━━ Exercise material ━━

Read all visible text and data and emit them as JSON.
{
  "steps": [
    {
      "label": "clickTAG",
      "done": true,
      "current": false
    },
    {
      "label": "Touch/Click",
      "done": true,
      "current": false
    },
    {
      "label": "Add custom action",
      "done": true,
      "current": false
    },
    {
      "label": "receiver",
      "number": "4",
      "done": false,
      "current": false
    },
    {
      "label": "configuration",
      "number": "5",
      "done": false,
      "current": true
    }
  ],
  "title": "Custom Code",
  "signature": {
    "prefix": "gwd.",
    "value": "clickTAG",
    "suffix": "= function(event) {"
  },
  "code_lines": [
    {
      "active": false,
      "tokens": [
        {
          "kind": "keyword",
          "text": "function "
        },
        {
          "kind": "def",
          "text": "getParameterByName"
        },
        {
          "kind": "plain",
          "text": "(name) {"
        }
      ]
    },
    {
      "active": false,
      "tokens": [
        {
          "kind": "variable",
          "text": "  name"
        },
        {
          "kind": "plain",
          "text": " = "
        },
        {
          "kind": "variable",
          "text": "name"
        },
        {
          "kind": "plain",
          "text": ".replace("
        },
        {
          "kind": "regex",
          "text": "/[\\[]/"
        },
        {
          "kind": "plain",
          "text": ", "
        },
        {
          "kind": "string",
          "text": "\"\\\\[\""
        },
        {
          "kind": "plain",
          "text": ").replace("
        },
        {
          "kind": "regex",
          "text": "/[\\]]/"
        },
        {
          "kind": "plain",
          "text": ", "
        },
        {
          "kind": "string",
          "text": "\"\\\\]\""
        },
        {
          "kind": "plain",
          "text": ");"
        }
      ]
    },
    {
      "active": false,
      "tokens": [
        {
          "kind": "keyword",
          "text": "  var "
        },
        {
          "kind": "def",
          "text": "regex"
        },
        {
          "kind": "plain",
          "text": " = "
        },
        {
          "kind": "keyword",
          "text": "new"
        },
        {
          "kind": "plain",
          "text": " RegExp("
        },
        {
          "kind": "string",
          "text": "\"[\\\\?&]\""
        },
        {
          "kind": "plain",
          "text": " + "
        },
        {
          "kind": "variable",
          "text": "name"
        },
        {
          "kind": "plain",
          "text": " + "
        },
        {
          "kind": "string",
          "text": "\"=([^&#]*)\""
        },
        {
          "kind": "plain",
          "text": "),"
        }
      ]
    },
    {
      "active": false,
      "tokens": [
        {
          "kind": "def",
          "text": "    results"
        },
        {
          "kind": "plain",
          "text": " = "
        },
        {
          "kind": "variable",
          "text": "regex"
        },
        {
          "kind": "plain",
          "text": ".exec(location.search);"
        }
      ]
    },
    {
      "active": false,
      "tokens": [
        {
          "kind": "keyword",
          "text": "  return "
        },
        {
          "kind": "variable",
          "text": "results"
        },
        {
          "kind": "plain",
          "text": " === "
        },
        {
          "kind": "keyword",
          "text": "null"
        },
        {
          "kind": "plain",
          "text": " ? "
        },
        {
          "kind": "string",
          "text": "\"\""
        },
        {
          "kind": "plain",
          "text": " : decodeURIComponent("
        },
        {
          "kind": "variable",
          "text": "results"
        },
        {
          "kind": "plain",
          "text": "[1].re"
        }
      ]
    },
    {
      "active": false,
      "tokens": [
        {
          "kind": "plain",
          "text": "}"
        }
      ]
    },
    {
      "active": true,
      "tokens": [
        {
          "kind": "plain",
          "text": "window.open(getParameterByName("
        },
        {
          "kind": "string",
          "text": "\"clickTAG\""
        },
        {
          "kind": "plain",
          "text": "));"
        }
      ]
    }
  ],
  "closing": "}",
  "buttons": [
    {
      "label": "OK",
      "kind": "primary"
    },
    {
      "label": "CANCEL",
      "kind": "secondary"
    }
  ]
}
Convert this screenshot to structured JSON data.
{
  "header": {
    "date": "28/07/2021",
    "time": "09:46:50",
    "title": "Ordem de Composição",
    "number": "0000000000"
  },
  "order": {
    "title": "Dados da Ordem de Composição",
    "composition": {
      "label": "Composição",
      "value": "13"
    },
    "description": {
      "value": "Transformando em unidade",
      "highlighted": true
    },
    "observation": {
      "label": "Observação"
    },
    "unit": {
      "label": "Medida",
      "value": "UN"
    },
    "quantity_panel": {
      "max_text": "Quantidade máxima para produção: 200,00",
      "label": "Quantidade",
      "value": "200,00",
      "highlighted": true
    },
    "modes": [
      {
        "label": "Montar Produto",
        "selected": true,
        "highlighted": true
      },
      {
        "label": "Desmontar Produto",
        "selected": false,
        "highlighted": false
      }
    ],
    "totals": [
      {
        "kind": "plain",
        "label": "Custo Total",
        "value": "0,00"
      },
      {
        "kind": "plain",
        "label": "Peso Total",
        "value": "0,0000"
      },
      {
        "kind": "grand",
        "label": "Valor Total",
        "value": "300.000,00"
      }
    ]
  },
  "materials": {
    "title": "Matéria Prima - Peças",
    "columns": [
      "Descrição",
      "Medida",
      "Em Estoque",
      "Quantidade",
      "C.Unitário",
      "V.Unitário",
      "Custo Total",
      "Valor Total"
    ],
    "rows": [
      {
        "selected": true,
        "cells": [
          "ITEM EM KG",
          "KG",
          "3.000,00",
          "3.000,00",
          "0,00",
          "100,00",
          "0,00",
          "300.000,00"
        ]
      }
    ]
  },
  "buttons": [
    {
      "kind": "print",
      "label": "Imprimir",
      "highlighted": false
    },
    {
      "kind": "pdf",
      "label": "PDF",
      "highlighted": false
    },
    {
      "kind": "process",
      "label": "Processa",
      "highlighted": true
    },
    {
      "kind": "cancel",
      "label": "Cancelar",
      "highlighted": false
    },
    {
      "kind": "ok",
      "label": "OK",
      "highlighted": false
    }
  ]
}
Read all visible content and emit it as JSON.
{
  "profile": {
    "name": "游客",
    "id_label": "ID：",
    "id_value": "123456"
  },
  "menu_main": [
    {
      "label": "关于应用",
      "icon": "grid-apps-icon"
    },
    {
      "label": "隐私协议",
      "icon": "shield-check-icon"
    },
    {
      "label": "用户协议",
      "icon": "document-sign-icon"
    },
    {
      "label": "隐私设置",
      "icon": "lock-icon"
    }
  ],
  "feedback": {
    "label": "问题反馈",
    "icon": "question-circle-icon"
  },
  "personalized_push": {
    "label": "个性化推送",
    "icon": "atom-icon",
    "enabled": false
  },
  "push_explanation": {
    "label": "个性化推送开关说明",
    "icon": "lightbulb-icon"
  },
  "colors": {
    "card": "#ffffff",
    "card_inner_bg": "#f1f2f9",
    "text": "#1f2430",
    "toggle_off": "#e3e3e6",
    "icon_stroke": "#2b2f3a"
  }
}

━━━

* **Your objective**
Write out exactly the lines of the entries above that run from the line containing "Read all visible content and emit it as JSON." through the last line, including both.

* **Solved problem**
Read all visible content and emit it as JSON.
{
  "profile": {
    "name": "游客",
    "id_label": "ID：",
    "id_value": "123456"
  },
  "menu_main": [
    {
      "label": "关于应用",
      "icon": "grid-apps-icon"
    },
    {
      "label": "隐私协议",
      "icon": "shield-check-icon"
    },
    {
      "label": "用户协议",
      "icon": "document-sign-icon"
    },
    {
      "label": "隐私设置",
      "icon": "lock-icon"
    }
  ],
  "feedback": {
    "label": "问题反馈",
    "icon": "question-circle-icon"
  },
  "personalized_push": {
    "label": "个性化推送",
    "icon": "atom-icon",
    "enabled": false
  },
  "push_explanation": {
    "label": "个性化推送开关说明",
    "icon": "lightbulb-icon"
  },
  "colors": {
    "card": "#ffffff",
    "card_inner_bg": "#f1f2f9",
    "text": "#1f2430",
    "toggle_off": "#e3e3e6",
    "icon_stroke": "#2b2f3a"
  }
}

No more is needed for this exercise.